Professor Brian Lieberman
Professor Brian Lieberman was a leading figure in the field of fertility, and set up the first NHS assisted conception service.
His trainee and colleague, Cheryl Fitzgerald has composed an obituary for Professor Lieberman.
It was with great sadness that we heard about the death of Brian Lieberman.
Brian was born in February 1942 in a suburb of Johannesburg, where he spent his childhood and attended Witwatersrand University to study medicine. During the 50s, 60s and 70s, South Africa was in the grip of apartheid and the injustices that Brian and his family witnessed, shaped his lifelong determination to fight prejudice and injustice.
After qualifying, Brian worked briefly in Israel before returning to South Africa where he decided to specialise in obstetrics and gynaecology. During that time, he was asked to deliver a talk to the Gynaecological Travellers. Sir George Pinker was in the audience and was so impressed by Brian’s enthusiasm that he offered him a post at St Mary’s Hospital, Paddington. The family moved to London in 1971, where Brian worked until 1978, during which time he developed a flair for laparoscopic surgery and was involved in the perfection of laparoscopic sterilisation.
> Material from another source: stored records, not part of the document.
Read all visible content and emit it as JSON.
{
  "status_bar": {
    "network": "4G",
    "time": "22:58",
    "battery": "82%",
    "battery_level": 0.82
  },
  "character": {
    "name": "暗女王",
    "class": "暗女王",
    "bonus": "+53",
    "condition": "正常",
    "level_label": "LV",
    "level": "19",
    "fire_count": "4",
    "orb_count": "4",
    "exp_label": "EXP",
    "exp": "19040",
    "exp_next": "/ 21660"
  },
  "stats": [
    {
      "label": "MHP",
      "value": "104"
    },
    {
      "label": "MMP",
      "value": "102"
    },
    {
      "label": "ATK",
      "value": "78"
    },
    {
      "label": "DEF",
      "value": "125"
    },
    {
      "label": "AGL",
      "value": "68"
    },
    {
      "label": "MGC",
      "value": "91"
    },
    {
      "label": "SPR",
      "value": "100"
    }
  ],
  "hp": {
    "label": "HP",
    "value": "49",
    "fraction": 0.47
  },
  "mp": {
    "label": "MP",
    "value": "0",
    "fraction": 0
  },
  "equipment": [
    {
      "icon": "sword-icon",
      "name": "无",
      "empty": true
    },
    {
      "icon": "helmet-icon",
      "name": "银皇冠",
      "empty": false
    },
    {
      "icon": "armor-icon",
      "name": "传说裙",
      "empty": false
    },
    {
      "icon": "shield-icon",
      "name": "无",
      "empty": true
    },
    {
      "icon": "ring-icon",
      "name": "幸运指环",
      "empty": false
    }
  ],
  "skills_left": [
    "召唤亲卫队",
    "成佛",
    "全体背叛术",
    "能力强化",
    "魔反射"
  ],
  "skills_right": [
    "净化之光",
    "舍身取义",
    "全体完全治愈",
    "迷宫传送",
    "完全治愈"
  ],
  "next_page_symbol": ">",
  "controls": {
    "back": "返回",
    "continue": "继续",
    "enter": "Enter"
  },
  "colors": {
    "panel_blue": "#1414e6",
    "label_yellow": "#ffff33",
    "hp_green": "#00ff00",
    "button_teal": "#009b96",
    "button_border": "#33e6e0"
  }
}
He was appointed as a consultant at St Mary’s, Manchester in 1978 where he quickly developed an interest in infertility. The birth of Louise Brown in July 1978, conceived following treatment in Oldham, inspired Brian to develop a service to help patients with fertility problems in Manchester. Through a combination of enthusiasm and dogged determination, he secured £30 000 to set up an IVF service within an NHS hospital at St Mary’s in Manchester in 1982; the first NHS unit in the UK. IVF is now an integral part of NHS health care and the unit in St Mary’s remains one of the largest NHS providers of IVF in the UK; Brian will always be remembered as the person who started both.
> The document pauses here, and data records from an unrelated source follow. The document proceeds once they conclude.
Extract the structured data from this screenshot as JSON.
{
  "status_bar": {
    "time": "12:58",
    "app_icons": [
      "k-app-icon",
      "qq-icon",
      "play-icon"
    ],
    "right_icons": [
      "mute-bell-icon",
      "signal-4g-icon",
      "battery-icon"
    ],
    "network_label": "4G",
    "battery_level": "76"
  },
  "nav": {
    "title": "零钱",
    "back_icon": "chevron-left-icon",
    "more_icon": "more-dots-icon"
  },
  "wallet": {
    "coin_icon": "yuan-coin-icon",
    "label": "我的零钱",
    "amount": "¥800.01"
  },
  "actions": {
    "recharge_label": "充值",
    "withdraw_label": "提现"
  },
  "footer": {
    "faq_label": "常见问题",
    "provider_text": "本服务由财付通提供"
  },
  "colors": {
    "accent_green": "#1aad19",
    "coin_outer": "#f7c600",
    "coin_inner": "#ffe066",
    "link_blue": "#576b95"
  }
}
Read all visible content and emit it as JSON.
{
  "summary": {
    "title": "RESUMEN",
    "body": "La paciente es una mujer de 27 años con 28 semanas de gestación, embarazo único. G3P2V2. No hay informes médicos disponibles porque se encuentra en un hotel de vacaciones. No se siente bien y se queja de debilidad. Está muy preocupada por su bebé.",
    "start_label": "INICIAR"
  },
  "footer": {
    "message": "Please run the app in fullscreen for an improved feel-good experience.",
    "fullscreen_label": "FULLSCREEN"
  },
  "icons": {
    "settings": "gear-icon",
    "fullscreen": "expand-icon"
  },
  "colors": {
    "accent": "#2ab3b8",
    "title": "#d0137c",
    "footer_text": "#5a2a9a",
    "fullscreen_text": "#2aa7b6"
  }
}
Brian was one of the founding fathers of IVF in the UK. The Warnock report in 1982 led to the establishment of the HFEA, in which Brian had a pivotal role for six years, from its inception. He fought for the rights of unmarried patients to access treatment, he started the Egg and Embryo Donation Society and strove to reduce the incidence of multiple births after IVF treatment, to improve the health of babies born after treatment; in so many ways he was ahead of his time.
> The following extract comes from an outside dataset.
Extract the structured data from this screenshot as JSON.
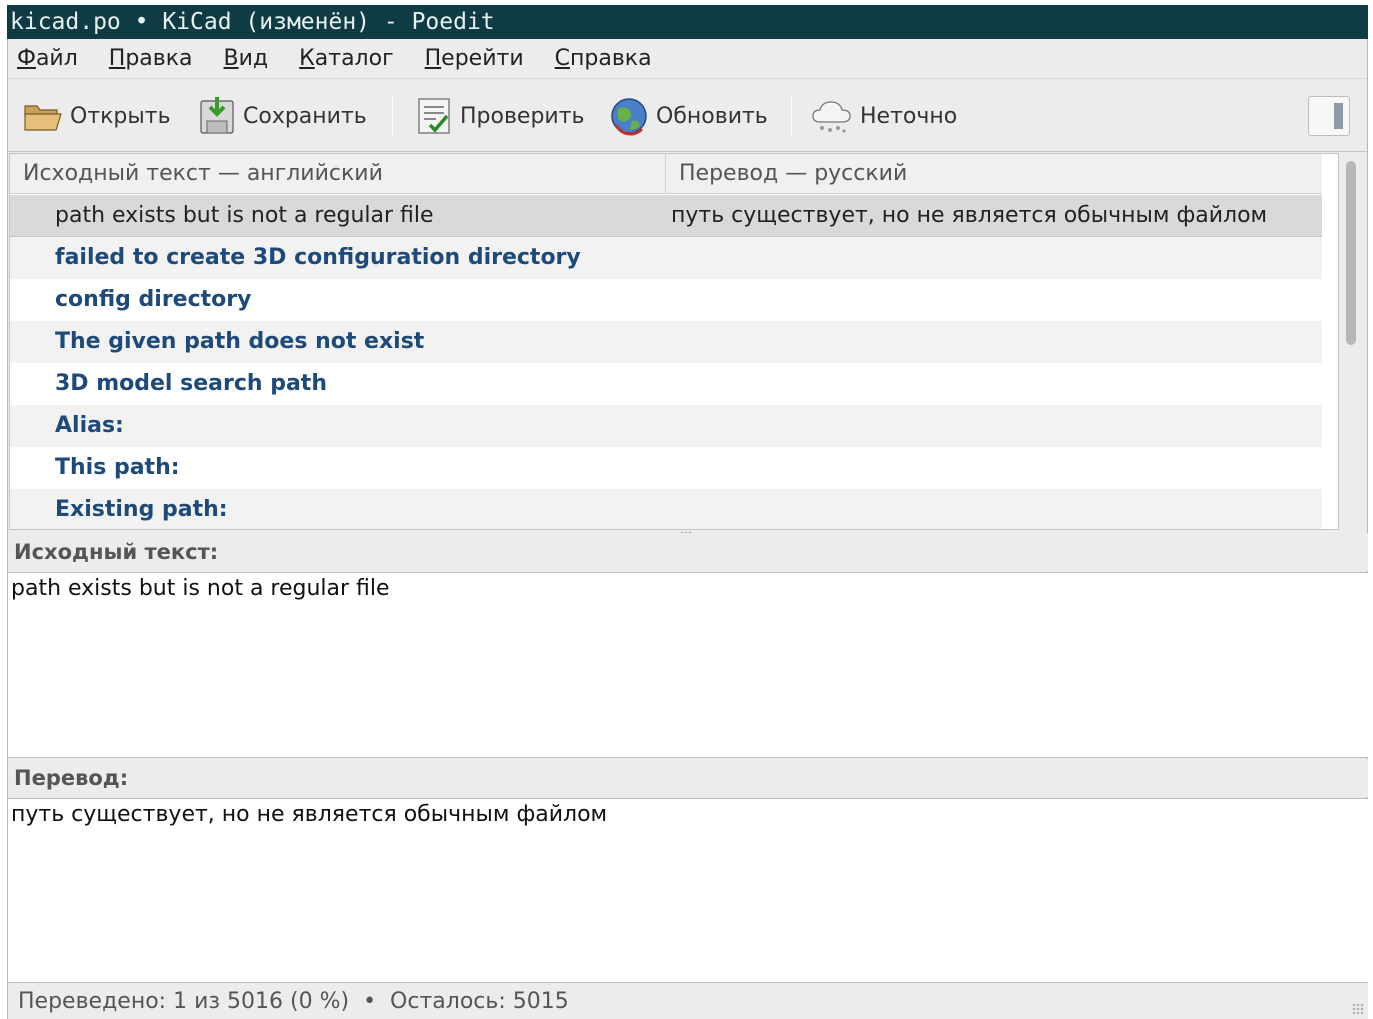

Brian established a highly successful research programme at St Mary’s and was a keen member of the BFS. He was involved in the development of the human embryo research programme, including embryonic stem cell research. He started the first fertility preservation service investigating ovarian tissue transplantation before oncology treatment. He was concerned about the health of children conceived after IVF and related procedures, so became involved in looking at long term outcomes. As a result of his research portfolio he was awarded an Honorary Professorship in 2006 and Honorary Membership of the BFS in 2018.
In addition to Brian’s professional achievements, he also played squash and golf, enjoyed walking and ski-ing, travelled extensively and was an avid Manchester United fan, but the main joy of his life was his family.
There are many of us with such fond memories Brian. He will be remembered by us for his enthusiasm, determination and charisma; more importantly he will be remembered by so many patients as the person who gave them their family.